> DATASET EXCERPTS
*-*-*
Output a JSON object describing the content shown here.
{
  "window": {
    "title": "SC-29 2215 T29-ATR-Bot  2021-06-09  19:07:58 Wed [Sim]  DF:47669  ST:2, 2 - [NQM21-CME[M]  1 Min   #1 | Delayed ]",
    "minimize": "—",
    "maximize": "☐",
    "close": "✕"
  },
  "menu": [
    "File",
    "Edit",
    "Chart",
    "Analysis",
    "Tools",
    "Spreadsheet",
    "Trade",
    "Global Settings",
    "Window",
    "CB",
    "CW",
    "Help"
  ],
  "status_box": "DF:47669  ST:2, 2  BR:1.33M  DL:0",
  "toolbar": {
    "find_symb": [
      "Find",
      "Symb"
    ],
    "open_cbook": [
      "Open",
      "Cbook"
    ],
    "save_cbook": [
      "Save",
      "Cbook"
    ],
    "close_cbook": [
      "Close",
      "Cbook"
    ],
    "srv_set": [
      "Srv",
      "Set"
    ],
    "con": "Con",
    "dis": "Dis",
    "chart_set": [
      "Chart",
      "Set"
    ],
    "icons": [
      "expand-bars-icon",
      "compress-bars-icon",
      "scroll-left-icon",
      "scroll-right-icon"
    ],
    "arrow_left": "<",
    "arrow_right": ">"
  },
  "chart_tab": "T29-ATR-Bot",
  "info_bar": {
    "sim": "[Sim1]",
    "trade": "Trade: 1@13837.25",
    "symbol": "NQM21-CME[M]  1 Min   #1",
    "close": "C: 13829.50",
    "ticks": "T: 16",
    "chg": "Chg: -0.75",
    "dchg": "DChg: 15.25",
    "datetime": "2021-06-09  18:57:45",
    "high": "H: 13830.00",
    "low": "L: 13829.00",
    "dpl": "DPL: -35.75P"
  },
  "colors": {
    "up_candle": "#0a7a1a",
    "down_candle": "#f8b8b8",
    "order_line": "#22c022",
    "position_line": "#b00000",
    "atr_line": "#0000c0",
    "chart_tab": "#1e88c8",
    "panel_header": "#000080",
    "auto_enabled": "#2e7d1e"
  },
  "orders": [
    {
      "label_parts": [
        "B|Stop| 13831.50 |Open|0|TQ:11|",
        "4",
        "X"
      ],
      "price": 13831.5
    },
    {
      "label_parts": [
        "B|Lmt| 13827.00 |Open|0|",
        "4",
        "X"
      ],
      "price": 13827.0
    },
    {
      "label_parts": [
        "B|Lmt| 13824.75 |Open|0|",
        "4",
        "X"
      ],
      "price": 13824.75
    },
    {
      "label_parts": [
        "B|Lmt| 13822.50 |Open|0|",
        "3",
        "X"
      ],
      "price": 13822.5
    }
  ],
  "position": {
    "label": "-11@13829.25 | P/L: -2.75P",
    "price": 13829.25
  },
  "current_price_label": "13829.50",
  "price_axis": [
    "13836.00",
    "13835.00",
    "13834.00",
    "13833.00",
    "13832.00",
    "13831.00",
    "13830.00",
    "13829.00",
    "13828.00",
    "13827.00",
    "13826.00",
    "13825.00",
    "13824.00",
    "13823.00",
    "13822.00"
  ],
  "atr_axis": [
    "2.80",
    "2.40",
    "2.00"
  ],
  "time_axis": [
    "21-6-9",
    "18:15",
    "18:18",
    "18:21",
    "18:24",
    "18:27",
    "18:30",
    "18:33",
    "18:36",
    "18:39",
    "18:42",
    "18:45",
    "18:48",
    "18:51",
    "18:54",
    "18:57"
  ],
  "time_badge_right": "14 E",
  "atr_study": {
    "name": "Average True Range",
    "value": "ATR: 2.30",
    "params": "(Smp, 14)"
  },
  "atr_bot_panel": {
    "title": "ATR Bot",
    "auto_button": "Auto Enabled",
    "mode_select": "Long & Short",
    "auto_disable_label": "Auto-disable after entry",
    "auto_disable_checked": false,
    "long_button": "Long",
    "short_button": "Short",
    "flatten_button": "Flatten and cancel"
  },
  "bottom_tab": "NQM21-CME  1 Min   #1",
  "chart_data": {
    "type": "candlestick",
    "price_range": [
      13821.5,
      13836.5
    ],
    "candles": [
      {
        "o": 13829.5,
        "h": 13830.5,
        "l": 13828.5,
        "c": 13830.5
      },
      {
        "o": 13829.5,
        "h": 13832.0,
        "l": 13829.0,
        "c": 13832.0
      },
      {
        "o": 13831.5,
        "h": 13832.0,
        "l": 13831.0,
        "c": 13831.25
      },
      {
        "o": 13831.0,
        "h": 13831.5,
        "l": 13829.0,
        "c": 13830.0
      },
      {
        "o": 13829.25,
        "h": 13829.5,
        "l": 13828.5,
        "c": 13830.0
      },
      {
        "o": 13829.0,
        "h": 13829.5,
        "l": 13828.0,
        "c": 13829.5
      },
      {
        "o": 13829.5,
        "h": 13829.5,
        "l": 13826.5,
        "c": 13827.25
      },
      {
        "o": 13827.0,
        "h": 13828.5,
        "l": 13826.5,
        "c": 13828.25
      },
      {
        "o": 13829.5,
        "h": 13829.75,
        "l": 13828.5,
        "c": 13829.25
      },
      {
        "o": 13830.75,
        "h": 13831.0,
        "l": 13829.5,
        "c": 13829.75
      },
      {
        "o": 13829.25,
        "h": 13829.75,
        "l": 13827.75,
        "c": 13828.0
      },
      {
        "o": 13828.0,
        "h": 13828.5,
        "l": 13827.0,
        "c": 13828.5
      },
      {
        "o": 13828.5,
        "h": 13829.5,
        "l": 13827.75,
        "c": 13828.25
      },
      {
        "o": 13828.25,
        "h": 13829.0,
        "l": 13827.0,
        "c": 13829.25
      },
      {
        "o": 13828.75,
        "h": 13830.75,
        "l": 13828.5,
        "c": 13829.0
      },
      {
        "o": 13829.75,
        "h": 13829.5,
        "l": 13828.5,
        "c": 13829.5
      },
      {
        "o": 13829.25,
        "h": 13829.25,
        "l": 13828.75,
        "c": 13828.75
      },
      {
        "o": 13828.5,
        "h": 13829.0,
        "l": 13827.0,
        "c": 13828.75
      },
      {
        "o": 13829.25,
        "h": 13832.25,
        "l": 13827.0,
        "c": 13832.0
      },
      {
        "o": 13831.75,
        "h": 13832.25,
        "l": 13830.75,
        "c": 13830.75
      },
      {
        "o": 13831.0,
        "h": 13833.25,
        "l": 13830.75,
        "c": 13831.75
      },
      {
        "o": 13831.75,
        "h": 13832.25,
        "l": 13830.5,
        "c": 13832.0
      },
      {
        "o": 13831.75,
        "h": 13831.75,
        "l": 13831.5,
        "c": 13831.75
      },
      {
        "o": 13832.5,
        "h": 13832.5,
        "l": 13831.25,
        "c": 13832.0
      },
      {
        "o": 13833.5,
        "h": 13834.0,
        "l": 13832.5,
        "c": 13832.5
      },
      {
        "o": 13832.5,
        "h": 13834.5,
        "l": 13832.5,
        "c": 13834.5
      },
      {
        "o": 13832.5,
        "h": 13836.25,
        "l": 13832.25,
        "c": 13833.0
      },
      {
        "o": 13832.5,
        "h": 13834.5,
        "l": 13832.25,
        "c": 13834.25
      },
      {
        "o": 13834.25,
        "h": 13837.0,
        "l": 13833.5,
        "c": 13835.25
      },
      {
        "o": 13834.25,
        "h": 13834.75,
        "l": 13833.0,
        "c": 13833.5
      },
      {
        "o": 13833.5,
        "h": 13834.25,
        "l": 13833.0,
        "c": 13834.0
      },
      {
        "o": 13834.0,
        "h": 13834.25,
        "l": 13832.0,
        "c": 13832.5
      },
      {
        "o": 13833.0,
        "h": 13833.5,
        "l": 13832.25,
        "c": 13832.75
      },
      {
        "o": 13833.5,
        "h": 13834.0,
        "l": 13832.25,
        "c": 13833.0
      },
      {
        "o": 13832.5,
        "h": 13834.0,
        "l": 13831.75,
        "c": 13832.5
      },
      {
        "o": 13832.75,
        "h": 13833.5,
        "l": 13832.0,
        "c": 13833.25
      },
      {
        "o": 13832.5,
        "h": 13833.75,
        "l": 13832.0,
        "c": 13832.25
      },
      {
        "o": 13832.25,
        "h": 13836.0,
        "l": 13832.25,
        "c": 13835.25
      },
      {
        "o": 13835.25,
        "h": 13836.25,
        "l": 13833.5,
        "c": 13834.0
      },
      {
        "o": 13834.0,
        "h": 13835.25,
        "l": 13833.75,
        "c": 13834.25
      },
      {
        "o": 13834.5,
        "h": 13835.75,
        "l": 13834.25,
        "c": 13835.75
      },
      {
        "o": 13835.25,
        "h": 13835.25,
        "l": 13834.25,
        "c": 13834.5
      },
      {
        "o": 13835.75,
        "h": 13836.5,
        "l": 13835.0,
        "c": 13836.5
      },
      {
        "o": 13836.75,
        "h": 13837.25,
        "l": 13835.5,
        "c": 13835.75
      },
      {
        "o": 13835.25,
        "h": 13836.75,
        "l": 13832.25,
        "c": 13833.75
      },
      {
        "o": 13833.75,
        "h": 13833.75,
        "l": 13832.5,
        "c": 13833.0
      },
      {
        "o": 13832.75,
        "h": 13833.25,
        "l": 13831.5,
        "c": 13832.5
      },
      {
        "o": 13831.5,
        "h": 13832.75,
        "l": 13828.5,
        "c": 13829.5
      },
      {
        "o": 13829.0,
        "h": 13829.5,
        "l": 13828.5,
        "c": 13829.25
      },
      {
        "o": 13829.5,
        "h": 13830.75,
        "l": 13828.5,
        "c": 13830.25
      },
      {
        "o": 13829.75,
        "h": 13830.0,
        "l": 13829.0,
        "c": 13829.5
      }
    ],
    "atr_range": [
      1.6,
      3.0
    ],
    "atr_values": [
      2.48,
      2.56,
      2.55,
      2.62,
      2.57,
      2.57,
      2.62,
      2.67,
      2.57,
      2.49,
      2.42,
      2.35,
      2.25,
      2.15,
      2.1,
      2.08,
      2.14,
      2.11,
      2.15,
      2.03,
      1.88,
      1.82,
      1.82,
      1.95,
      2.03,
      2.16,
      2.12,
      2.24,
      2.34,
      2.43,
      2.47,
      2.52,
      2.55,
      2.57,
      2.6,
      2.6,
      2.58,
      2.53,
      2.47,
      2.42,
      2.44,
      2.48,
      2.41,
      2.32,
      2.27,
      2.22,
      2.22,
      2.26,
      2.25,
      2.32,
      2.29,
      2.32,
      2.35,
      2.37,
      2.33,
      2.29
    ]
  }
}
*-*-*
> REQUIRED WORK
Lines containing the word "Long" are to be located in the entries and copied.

> RESPONSE TO THIS EXERCISE
    "mode_select": "Long & Short",
    "long_button": "Long",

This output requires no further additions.